“The systemic problems in jet fuel supply to Melbourne Airport are now showing how they can undermine the growth in Victoria’s aviation and tourism industries. International flights have underpinned strong growth in overseas visitors to Melbourne and the State of Victoria. But they can’t be expected to continue to grow if there’s not enough fuel for the planes to fly. There is a pressing need to reform the entire supply chain, from the refineries and seaport through to the aircraft at the airport,” Mr Abrams said.

To address supply chain constraints and generate more competitive outcomes in jet fuel supply, in December 2014 BARA released a major policy paper – A Competitive Supply of Jet Fuel at Australia’s Major International Airports – which sets out a reform path to greater competition that can also clear bottlenecks in the jet fuel supply chain.

“International airlines have been briefing industry stakeholders for some time to make them aware of Melbourne Airport’s jet fuel supply problems and clearly explaining the necessary reforms,” Mr Abrams said.

“BARA would urge the Australian and Victorian Governments to address the lack of basic jet fuel supply infrastructure to Melbourne Airport.

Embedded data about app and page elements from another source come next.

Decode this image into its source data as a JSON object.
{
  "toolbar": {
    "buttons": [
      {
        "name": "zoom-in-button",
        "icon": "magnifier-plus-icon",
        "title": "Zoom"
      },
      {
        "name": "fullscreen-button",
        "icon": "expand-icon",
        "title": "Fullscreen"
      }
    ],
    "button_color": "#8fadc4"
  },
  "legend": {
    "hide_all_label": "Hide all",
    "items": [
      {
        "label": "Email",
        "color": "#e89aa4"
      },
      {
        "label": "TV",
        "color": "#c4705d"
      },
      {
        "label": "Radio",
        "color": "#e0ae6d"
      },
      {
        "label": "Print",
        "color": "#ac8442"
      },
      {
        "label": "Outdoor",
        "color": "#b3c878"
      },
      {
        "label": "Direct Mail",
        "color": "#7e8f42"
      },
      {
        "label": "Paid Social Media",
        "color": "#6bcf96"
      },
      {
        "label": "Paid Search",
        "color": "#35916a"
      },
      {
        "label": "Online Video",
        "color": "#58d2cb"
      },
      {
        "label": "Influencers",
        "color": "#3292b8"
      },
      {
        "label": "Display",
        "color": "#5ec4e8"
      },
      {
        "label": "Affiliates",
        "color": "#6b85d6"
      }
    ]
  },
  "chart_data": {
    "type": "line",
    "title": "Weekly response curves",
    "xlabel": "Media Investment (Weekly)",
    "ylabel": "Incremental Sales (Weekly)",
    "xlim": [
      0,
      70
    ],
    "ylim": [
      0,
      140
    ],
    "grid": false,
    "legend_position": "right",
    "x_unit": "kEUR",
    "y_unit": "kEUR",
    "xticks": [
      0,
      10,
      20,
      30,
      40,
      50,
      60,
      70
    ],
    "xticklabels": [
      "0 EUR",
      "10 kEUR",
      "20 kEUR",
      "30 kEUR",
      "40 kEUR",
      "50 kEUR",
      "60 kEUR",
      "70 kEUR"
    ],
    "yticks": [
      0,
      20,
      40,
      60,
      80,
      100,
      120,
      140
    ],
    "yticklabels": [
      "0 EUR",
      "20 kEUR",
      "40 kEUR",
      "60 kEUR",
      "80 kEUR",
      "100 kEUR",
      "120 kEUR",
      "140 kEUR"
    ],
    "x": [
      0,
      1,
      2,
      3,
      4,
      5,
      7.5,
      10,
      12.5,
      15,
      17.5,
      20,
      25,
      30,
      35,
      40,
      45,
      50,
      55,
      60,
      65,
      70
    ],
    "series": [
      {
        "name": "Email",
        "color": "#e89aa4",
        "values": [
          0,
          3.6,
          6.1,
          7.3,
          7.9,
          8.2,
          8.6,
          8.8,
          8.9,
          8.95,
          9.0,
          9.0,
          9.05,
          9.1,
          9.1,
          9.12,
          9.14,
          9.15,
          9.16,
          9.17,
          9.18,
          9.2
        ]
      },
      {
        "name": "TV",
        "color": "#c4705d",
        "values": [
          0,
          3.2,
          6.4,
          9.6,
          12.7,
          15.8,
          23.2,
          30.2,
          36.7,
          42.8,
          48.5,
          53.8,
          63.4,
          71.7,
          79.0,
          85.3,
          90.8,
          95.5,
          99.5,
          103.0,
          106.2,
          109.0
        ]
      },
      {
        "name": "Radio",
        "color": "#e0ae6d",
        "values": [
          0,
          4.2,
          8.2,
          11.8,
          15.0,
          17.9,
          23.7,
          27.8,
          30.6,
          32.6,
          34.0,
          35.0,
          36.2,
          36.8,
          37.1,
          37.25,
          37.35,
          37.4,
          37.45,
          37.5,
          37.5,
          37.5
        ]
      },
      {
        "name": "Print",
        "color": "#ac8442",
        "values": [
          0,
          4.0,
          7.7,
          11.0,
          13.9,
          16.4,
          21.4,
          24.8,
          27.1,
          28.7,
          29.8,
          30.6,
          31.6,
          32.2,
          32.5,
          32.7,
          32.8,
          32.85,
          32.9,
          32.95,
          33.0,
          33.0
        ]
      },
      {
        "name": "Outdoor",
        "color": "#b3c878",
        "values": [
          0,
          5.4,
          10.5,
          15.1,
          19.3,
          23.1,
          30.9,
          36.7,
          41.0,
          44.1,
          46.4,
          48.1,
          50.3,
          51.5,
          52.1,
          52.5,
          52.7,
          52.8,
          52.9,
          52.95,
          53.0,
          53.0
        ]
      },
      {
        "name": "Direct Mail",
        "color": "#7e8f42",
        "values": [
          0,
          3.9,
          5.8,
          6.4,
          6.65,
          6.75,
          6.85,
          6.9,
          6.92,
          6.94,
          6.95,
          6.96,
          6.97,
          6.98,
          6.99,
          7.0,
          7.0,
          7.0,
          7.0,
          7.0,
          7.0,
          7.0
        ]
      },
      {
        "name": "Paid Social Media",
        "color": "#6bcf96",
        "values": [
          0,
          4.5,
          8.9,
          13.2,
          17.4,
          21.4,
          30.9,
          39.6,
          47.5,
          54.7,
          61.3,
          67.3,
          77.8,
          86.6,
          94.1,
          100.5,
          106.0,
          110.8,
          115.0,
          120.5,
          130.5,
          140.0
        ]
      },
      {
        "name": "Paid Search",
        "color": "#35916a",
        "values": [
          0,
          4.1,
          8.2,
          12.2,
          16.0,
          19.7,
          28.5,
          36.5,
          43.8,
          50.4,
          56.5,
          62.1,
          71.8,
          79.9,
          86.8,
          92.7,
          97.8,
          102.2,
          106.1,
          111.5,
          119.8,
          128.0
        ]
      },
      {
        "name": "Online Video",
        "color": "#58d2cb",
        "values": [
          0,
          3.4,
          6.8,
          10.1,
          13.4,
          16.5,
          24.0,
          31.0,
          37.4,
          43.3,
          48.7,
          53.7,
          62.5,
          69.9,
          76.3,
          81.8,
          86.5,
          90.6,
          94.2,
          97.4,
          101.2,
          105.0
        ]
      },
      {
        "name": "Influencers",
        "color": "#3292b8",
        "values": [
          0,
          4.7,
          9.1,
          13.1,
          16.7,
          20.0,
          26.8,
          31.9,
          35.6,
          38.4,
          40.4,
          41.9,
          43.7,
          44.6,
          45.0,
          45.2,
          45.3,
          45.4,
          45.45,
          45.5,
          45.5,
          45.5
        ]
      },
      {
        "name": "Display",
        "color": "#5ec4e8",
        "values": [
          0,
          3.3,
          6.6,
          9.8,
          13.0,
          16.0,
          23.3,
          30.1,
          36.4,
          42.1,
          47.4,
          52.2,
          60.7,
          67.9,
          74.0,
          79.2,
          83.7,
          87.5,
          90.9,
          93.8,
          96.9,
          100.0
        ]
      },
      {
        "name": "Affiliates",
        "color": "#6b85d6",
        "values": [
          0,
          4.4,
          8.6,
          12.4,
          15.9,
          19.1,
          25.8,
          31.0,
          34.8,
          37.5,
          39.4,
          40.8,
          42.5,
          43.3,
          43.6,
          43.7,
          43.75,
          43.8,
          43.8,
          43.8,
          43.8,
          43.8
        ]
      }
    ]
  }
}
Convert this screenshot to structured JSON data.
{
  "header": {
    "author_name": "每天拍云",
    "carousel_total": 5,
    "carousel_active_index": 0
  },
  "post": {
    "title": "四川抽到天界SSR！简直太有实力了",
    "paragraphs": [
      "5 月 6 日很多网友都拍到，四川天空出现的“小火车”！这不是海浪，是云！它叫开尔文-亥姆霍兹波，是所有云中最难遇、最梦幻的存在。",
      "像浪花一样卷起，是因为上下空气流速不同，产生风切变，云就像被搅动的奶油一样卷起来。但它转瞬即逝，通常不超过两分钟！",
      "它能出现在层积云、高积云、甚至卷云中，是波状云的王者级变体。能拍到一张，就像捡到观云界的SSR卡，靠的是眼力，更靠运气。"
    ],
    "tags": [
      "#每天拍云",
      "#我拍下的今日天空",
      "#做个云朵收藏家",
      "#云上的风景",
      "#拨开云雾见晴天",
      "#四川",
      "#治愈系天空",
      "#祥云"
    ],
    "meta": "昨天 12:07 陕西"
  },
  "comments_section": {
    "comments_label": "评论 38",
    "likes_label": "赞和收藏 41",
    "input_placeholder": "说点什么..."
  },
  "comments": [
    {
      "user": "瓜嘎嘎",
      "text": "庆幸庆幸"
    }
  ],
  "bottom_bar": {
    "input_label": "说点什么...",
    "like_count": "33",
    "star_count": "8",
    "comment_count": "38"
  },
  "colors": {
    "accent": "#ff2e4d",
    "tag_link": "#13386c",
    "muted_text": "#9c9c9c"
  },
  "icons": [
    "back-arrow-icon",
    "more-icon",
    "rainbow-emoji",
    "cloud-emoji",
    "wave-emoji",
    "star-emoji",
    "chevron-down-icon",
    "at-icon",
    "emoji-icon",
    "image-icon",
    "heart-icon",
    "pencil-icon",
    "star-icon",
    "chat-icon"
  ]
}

One way forward would be for a comprehensive review conducted by industry experts, an infrastructure plan and fast tracking of necessary regulatory approvals,” Mr Abrams said.